It's funny, Dad pointed out, that you don't say a whole lot about your frozen fingers and your frozen toes and your frozen face after an afternoon of road hockey or tobogganing or shinny at the rink, do you now? Because it's "volunteer" freezing that's why! It's different! It even feels different!
The next year we came home around the same time from the same place and there was a whack of lights lying on the patio again and a ladder leaning on the eaves. Just like the forks sticking out of the manure pile on the garden in the fall we knew what had to be done and who was going to do it without having to be told.

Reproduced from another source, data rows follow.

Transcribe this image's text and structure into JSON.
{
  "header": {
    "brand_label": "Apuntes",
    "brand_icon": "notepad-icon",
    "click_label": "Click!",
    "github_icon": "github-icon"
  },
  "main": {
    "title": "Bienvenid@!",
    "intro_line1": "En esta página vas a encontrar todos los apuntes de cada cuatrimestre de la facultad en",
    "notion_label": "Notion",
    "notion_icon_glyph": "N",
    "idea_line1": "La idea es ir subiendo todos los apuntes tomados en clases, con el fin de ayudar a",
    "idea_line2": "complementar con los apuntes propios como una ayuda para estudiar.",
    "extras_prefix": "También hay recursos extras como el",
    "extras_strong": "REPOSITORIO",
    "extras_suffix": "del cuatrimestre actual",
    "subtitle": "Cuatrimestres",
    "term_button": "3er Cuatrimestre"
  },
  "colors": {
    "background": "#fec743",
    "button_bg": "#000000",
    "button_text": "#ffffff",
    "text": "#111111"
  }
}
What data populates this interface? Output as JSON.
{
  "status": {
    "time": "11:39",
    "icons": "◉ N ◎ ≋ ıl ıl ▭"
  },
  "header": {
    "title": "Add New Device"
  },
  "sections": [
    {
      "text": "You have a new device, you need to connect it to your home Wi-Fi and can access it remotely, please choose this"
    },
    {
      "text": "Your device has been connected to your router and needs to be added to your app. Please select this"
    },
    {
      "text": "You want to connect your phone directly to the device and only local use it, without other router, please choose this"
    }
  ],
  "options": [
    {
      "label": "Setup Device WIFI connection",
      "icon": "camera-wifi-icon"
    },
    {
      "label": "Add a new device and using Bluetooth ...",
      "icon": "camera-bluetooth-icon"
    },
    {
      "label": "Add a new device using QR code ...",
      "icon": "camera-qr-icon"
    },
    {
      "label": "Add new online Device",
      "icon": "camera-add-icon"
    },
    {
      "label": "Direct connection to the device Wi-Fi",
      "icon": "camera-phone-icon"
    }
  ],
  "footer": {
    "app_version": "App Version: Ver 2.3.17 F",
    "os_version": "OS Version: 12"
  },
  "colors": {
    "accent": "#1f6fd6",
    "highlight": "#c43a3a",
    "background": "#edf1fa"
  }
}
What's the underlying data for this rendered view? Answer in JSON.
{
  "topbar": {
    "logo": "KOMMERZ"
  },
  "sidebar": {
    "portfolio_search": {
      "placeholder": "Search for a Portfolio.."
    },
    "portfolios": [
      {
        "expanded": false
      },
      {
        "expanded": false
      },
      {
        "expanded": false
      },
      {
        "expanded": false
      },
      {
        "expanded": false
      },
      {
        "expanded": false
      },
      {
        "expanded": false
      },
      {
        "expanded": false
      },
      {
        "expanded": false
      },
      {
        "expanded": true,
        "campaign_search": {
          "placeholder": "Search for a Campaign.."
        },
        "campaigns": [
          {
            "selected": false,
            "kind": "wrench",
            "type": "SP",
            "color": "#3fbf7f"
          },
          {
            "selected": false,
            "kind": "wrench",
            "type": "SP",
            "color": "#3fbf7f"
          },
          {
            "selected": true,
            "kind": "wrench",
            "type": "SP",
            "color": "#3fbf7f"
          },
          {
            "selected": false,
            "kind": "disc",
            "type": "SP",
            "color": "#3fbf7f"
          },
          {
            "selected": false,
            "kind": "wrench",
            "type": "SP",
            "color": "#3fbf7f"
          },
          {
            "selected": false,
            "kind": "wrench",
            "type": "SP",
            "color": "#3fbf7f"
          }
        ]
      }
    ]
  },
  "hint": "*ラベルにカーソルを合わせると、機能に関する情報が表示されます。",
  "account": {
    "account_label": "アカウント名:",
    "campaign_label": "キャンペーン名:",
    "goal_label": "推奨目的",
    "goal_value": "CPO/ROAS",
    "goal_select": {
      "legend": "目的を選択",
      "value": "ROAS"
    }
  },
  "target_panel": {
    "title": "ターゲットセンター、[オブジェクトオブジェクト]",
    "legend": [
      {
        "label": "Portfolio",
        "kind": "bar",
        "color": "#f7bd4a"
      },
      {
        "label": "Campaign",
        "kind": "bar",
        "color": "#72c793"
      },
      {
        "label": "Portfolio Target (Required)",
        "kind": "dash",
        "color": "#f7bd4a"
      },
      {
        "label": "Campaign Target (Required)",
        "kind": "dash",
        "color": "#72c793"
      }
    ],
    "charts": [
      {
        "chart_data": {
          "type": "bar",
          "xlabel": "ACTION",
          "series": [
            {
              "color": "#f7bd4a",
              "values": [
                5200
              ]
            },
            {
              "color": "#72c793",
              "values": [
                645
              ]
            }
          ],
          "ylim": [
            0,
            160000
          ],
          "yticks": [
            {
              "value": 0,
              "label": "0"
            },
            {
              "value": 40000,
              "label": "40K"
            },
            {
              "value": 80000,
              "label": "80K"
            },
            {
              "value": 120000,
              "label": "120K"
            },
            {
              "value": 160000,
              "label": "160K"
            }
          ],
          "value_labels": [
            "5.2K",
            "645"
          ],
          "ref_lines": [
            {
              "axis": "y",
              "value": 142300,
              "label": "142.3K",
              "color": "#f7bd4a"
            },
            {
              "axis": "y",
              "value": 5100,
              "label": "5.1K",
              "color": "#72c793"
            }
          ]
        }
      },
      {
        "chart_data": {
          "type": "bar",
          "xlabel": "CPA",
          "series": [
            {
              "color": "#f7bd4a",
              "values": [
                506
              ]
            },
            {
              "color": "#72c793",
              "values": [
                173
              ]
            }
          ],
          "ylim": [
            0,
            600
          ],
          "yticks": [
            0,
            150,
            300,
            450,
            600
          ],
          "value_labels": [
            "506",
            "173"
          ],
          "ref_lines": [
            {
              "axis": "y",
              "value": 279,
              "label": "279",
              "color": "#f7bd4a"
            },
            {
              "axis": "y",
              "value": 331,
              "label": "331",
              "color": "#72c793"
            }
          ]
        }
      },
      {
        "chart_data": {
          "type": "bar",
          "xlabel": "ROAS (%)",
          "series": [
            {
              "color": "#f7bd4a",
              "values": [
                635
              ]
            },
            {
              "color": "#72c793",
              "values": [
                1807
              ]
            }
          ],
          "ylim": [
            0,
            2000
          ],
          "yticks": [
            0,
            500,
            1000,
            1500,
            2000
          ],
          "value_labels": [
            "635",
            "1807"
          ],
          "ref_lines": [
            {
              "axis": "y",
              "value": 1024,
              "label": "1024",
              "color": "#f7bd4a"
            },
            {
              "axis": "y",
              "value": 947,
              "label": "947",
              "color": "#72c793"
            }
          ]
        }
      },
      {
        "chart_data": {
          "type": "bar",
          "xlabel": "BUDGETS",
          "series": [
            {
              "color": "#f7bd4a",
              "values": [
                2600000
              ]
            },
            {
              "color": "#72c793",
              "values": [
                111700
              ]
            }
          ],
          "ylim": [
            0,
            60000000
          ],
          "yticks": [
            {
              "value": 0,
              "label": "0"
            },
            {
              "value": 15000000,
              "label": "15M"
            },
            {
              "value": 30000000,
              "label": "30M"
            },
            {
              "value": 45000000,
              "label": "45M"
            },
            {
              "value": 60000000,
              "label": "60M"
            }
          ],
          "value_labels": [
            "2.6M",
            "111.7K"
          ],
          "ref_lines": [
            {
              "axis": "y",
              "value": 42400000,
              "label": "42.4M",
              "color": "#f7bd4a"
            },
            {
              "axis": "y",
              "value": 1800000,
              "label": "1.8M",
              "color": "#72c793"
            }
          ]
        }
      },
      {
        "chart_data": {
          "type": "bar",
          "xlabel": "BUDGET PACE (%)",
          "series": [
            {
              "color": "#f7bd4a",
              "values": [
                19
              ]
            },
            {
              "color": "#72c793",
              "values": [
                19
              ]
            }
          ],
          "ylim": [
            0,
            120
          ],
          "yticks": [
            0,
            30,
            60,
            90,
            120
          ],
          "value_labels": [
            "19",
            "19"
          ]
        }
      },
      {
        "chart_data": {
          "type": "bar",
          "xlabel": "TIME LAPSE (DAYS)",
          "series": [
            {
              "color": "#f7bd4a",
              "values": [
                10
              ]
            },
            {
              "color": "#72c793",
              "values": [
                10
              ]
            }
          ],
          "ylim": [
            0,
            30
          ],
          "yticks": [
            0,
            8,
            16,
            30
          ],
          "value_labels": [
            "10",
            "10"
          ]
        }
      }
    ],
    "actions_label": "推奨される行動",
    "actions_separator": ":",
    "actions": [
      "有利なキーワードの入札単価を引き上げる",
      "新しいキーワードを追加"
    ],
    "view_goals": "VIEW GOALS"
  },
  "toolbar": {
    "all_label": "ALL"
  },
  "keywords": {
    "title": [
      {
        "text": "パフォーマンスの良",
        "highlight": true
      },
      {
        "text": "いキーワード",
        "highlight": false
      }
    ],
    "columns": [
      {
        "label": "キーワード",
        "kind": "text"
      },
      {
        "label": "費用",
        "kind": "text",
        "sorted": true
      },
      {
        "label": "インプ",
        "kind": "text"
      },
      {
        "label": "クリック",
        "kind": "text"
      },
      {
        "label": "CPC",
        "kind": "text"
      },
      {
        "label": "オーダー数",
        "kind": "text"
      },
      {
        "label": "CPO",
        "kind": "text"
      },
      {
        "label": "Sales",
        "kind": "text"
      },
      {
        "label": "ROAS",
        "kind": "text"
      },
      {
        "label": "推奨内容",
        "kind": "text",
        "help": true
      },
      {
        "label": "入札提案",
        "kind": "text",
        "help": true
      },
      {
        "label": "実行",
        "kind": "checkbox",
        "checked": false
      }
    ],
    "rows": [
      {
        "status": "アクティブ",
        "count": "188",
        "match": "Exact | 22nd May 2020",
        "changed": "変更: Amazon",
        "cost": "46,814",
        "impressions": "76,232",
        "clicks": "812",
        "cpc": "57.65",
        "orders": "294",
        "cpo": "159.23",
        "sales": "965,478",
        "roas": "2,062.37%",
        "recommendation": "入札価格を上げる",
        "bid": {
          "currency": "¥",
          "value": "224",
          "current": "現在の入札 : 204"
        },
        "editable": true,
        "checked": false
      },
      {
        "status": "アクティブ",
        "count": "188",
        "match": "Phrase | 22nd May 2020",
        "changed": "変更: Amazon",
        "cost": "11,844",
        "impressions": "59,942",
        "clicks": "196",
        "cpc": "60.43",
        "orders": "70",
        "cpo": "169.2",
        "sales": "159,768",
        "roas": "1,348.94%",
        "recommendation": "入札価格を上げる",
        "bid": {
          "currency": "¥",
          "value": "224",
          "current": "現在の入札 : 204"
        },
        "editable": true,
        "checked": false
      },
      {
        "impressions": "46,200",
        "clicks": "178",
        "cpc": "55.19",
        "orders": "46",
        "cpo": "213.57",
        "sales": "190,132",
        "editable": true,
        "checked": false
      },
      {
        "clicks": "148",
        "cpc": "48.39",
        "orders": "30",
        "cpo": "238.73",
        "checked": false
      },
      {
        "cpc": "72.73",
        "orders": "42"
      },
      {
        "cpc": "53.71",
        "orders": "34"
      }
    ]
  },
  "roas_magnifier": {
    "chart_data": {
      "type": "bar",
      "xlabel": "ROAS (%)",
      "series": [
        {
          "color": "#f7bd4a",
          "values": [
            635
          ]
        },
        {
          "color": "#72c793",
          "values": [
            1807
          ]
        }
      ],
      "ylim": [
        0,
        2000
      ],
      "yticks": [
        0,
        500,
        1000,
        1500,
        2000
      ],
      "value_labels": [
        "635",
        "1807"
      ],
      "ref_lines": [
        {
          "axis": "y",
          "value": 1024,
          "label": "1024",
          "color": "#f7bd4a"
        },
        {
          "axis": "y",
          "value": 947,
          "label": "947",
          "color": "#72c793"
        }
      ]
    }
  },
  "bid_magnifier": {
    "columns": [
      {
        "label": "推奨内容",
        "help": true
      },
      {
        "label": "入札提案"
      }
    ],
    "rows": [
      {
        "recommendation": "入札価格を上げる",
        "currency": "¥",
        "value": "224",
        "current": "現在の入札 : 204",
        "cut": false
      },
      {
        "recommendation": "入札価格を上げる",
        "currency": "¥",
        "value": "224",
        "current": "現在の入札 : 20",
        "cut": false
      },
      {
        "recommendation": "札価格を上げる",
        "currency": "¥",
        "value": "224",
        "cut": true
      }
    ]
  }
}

Last year's light hanging had been a learning experience and a character builder but the second time around was just plain torture.
Fast forward forty odd years later and I'm stomping around our house now and whining about getting up on the ladder and hanging the stupid lights and I'm going, "Why can't we be green this year? You know, save the planet and everything and not spin the power meter off of the wall and go old school and burn a candle or two in the window or something because it's pretty damn cold out there today and I'm going to freeze my fingers and my toes and my face and I think I'm catching a cold already and what if I fall off the ladder...I know, I know...if we just stick to task we'd be done before you know it and we'll have a cup of hot chocolate in our hands...blah, blah, blah."
"My core belief is that if you're complaining about something for more than three minutes, two minutes ago you should have done something about it!" Caitlin Moran (1975-).